### DATASET EXTRACT
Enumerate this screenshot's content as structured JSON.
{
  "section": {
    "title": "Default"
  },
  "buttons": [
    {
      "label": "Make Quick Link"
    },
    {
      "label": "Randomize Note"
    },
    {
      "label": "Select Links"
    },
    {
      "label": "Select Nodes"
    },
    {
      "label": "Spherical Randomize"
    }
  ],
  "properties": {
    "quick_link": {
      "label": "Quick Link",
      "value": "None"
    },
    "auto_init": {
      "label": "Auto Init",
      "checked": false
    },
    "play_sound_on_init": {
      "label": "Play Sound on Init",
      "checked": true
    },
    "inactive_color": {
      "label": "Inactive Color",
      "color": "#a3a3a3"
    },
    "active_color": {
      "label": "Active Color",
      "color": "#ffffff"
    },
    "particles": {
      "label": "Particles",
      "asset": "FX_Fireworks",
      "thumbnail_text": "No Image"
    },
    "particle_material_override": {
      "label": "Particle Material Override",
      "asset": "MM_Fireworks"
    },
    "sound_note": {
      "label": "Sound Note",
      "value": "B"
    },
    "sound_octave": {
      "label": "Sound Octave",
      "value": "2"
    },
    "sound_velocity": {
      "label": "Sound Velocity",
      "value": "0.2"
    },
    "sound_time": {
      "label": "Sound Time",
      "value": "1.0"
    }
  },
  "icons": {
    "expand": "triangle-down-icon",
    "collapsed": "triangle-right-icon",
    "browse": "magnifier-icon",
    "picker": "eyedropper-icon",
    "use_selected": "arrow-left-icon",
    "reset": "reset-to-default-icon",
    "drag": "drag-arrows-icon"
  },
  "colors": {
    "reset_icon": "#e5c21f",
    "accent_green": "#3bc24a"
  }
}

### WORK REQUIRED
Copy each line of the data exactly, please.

### EXPECTED ANSWER
Enumerate this screenshot's content as structured JSON.
{
  "section": {
    "title": "Default"
  },
  "buttons": [
    {
      "label": "Make Quick Link"
    },
    {
      "label": "Randomize Note"
    },
    {
      "label": "Select Links"
    },
    {
      "label": "Select Nodes"
    },
    {
      "label": "Spherical Randomize"
    }
  ],
  "properties": {
    "quick_link": {
      "label": "Quick Link",
      "value": "None"
    },
    "auto_init": {
      "label": "Auto Init",
      "checked": false
    },
    "play_sound_on_init": {
      "label": "Play Sound on Init",
      "checked": true
    },
    "inactive_color": {
      "label": "Inactive Color",
      "color": "#a3a3a3"
    },
    "active_color": {
      "label": "Active Color",
      "color": "#ffffff"
    },
    "particles": {
      "label": "Particles",
      "asset": "FX_Fireworks",
      "thumbnail_text": "No Image"
    },
    "particle_material_override": {
      "label": "Particle Material Override",
      "asset": "MM_Fireworks"
    },
    "sound_note": {
      "label": "Sound Note",
      "value": "B"
    },
    "sound_octave": {
      "label": "Sound Octave",
      "value": "2"
    },
    "sound_velocity": {
      "label": "Sound Velocity",
      "value": "0.2"
    },
    "sound_time": {
      "label": "Sound Time",
      "value": "1.0"
    }
  },
  "icons": {
    "expand": "triangle-down-icon",
    "collapsed": "triangle-right-icon",
    "browse": "magnifier-icon",
    "picker": "eyedropper-icon",
    "use_selected": "arrow-left-icon",
    "reset": "reset-to-default-icon",
    "drag": "drag-arrows-icon"
  },
  "colors": {
    "reset_icon": "#e5c21f",
    "accent_green": "#3bc24a"
  }
}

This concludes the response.